[ lahyt-moh-teef ]
/ ˈlaɪt moʊˌtif /


a motif or theme associated throughout a music drama with a particular person, situation, or idea.

Origin of leitmotif

1875–80; < German: leading motive
Dictionary.com Unabridged Based on the Random House Unabridged Dictionary, © Random House, Inc. 2019

Examples from the Web for leitmotif

British Dictionary definitions for leitmotif



/ (ˈlaɪtməʊˌtiːf) /


music a recurring short melodic phrase or theme used, esp in Wagnerian music dramas, to suggest a character, thing, etc
an often repeated word, phrase, image, or theme in a literary work

Word Origin for leitmotif

C19: from German leitmotiv leading motif
Collins English Dictionary - Complete & Unabridged 2012 Digital Edition © William Collins Sons & Co. Ltd. 1979, 1986 © HarperCollins Publishers 1998, 2000, 2003, 2005, 2006, 2007, 2009, 2012

Word Origin and History for leitmotif



1876, "a musical figure to which some definite meaning is attached," from German Leitmotiv, literally "lead motive," from leiten "to lead" (see lead (v.1)) + Motiv (see motive). A term associated with Wagnerian musical drama, though the thing itself is at least as old as Mozart. "The leitmotif must be characteristic of the person or thing it is intended to represent." ["Elson's Music Dictionary"]

Online Etymology Dictionary, © 2010 Douglas Harper

Culture definitions for leitmotif


[ (leyet-moh-teef) ]

A frequently recurring bit of melody, usually in opera, associated with a person, thing, or emotion; Leitmotiv is German for “leading theme.” The leitmotif may be heard in the instrumental or the vocal part.


Leitmotifs are particularly associated with the operas of Richard Wagner.


Recurring themes or subjects in other forms of art or literature are sometimes also called leitmotifs.
The New Dictionary of Cultural Literacy, Third Edition Copyright © 2005 by Houghton Mifflin Harcourt Publishing Company.
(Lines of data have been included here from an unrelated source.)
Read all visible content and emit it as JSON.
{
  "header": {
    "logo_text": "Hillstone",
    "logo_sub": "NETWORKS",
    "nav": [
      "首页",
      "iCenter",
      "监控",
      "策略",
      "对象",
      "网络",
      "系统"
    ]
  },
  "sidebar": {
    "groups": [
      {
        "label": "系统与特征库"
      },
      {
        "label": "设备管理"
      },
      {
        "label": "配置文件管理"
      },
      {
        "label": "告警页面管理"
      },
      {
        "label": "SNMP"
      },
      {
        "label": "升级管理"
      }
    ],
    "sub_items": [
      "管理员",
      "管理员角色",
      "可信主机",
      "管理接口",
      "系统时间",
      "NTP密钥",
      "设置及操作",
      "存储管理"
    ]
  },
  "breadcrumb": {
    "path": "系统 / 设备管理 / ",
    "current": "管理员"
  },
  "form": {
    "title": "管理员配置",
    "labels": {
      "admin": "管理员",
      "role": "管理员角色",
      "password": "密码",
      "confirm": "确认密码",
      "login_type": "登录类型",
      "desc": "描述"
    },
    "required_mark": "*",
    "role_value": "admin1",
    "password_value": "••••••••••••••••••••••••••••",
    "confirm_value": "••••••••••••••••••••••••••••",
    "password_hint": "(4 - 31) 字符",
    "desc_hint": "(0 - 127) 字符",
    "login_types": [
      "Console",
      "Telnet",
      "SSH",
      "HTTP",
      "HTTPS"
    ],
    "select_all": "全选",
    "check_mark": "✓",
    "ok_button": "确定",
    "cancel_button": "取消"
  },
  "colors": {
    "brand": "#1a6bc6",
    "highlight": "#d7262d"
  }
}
Published by Houghton Mifflin Harcourt Publishing Company. All rights reserved.